Technical Tip and Guest Post from Bimba
Specifying the right cylinder for the job results in better and longer cylinder performance. And that means lower overall operating costs.
Proper cylinder size selection begins by calculating:
The Weight of the Load
The Required Velocity
The Air Pressure used.
Weight of the load: This is set by the machine design. In order to move the load, you'll obviously need a cylinder that provides force greater than the load. We recommend allowing an additional factor of 25% force over the load to compensate for friction.
Velocity: Velocity is also usually set by machine design, but there's usually some latitude within a range. Low speeds (up to 4 in/sec) require 25% more force than the load, moderate speeds (4 to 16 in/sec) about 50% more and high speeds (greater than 16 in/sec) about twice as much.
Air pressure: You need consistent air flow at the minimum effective pressure to maintain the desired velocity. Operating the cylinder at too high a pressure accelerates seal wear and creates stress on the cylinder.

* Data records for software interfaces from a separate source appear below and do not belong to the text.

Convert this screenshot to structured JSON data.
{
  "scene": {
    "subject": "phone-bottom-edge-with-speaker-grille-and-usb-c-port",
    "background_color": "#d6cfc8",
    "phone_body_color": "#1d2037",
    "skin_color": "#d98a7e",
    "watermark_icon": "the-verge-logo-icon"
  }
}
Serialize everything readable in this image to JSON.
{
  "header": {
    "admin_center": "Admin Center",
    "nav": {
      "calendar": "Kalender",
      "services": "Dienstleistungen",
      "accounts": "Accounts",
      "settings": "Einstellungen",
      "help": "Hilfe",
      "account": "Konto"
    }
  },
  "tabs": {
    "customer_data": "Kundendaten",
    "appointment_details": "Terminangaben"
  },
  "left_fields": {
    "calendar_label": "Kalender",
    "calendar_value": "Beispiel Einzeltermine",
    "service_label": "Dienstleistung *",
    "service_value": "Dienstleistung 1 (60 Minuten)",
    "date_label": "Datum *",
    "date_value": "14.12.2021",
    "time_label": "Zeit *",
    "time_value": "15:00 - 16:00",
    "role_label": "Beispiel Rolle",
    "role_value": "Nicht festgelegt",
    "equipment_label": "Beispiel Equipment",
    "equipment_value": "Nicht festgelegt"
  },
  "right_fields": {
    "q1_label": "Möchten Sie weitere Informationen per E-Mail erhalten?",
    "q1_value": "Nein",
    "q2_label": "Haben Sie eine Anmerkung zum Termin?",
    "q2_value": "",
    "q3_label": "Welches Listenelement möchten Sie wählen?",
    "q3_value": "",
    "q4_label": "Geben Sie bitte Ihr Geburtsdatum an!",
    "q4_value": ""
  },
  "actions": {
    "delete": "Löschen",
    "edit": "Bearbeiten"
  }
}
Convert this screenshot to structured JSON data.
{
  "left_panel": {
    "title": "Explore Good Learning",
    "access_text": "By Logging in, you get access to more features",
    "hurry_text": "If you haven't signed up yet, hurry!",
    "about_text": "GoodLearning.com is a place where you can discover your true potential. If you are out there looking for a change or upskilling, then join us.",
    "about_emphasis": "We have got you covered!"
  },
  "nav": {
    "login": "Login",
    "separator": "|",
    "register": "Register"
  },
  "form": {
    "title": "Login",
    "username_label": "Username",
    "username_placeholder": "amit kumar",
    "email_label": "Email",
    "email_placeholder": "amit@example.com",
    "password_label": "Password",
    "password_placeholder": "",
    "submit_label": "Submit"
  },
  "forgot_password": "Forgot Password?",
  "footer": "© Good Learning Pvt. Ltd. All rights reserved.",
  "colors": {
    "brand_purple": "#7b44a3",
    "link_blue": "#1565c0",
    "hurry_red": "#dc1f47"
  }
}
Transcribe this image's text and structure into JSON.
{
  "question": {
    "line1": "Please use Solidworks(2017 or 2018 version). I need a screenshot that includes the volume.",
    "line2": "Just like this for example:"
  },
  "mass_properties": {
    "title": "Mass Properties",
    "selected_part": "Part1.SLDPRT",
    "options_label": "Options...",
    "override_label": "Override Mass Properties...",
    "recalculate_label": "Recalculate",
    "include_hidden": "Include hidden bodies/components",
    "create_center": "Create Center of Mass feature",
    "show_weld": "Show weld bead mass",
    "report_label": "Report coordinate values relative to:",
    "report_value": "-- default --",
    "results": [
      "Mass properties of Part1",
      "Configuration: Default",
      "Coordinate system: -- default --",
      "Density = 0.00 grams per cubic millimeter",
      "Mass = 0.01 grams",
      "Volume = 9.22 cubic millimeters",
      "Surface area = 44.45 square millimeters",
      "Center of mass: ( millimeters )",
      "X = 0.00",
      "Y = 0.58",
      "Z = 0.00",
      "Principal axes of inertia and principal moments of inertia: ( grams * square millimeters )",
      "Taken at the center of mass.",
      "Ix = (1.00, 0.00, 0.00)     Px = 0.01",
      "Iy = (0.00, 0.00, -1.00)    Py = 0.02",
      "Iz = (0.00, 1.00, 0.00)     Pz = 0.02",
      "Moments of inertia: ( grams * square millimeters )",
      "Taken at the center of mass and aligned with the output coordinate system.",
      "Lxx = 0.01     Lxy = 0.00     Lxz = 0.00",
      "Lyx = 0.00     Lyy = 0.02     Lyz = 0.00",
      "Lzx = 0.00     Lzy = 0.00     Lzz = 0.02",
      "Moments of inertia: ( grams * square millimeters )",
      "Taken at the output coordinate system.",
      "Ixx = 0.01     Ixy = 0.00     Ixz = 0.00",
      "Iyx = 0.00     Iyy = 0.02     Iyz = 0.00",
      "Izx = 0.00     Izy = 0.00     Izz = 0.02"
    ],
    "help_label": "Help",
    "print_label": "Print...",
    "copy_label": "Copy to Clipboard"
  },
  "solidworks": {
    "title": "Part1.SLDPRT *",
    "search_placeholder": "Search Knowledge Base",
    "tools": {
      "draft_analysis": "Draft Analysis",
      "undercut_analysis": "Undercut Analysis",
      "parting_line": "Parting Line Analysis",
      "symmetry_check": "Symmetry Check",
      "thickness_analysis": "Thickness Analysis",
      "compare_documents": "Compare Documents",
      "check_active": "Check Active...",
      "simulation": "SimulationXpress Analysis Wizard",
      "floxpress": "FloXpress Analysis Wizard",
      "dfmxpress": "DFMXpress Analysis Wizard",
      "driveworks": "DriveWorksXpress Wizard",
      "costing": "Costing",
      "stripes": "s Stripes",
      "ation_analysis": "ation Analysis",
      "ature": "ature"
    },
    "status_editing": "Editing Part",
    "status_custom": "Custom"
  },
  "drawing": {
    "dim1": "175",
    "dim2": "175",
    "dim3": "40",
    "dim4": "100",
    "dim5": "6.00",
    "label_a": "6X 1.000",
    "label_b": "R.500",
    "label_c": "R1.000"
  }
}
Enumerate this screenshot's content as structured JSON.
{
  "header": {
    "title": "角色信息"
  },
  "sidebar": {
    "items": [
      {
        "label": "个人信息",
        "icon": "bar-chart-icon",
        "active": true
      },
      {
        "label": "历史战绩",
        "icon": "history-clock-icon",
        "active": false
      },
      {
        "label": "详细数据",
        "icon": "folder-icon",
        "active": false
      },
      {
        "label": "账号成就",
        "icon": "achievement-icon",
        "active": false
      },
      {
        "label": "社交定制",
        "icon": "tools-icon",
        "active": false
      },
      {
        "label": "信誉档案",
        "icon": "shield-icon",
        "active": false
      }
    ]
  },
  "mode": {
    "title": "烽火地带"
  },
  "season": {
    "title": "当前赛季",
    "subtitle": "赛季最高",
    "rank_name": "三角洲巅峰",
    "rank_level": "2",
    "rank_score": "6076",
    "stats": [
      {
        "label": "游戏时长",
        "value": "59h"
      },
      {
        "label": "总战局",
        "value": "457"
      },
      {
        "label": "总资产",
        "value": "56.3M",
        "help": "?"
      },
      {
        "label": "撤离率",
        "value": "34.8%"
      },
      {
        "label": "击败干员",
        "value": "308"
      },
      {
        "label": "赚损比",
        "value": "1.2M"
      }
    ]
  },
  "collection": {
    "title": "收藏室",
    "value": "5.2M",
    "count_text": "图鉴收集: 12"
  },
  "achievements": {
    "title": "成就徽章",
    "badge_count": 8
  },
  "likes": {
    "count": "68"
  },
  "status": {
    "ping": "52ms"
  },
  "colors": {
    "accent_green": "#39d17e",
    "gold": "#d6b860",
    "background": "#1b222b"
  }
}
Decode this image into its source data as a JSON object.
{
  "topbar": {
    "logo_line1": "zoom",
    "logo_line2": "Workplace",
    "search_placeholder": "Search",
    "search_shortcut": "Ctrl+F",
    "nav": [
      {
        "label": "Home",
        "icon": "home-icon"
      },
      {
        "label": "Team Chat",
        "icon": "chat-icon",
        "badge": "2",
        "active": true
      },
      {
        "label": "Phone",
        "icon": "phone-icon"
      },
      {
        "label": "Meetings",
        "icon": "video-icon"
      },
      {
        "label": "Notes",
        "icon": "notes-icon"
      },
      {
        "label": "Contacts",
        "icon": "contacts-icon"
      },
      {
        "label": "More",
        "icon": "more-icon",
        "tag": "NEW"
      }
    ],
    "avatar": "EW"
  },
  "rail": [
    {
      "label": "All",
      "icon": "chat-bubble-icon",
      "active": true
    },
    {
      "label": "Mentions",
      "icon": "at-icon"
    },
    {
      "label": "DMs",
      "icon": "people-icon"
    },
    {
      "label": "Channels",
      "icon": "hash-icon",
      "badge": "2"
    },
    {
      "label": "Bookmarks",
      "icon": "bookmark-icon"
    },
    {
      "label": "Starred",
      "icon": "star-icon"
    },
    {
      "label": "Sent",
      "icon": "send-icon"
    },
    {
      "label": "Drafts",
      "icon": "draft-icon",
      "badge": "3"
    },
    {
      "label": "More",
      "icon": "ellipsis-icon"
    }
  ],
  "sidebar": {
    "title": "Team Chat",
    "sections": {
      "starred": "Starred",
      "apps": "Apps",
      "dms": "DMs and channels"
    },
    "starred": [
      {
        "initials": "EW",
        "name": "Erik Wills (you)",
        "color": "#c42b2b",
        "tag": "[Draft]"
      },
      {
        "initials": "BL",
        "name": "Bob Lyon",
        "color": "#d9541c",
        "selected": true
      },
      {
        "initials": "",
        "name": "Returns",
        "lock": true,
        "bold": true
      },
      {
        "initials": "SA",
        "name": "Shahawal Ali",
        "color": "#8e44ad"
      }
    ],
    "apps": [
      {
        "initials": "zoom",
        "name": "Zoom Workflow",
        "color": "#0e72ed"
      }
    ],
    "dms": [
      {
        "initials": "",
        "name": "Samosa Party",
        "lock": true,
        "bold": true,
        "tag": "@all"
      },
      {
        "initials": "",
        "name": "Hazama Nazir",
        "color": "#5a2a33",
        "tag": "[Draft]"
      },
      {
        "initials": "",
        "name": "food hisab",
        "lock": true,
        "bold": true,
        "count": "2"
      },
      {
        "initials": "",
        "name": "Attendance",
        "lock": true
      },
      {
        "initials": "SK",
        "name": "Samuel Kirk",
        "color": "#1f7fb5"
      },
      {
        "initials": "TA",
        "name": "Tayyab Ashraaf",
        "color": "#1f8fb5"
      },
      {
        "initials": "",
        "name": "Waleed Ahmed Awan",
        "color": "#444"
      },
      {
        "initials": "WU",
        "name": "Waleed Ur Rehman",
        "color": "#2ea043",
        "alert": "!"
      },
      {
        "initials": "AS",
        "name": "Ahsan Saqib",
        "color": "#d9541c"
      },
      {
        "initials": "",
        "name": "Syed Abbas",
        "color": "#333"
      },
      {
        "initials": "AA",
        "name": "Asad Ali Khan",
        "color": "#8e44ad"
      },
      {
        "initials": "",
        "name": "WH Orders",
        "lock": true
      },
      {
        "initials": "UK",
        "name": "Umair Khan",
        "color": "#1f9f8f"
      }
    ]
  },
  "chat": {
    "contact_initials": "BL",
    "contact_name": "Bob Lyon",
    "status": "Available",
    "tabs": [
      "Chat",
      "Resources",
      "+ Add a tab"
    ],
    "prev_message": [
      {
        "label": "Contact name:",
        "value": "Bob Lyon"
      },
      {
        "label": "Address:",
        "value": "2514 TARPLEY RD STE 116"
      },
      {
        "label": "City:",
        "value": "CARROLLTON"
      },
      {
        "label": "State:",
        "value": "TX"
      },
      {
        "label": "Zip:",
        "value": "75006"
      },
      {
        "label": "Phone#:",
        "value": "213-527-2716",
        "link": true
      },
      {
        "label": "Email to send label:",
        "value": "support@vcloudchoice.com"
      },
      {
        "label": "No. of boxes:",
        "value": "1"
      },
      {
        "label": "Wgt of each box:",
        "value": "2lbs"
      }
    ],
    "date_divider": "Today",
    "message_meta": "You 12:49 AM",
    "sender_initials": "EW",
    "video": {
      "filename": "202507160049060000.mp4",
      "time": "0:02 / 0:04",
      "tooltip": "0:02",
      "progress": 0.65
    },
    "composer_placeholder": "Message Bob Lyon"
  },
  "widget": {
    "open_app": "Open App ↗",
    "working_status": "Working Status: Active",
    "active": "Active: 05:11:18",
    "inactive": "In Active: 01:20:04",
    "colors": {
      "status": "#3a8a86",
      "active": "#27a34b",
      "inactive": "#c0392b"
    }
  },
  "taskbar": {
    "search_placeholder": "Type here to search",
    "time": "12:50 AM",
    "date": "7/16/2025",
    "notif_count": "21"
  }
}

Inconsistent pressure can cause system malfunction or failure.
Next you'll need to determine bore size. Let's look at an example assuming a maximum load of 100 lbs, a minimum velocity of 8 in/sec and a minimum pressure of 60 psi. The velocity is moderate, but the force should be about 50% greater than the load, or 150 lbs. Dividing the force (150) by the pressure (60) gives
you a power factor of 2.5. A 2" bore cylinder, with a power factor of 3.1, provides the needed force. You'll also have to consider stroke length, spring force and overall dimensions of the space. But this is only the start.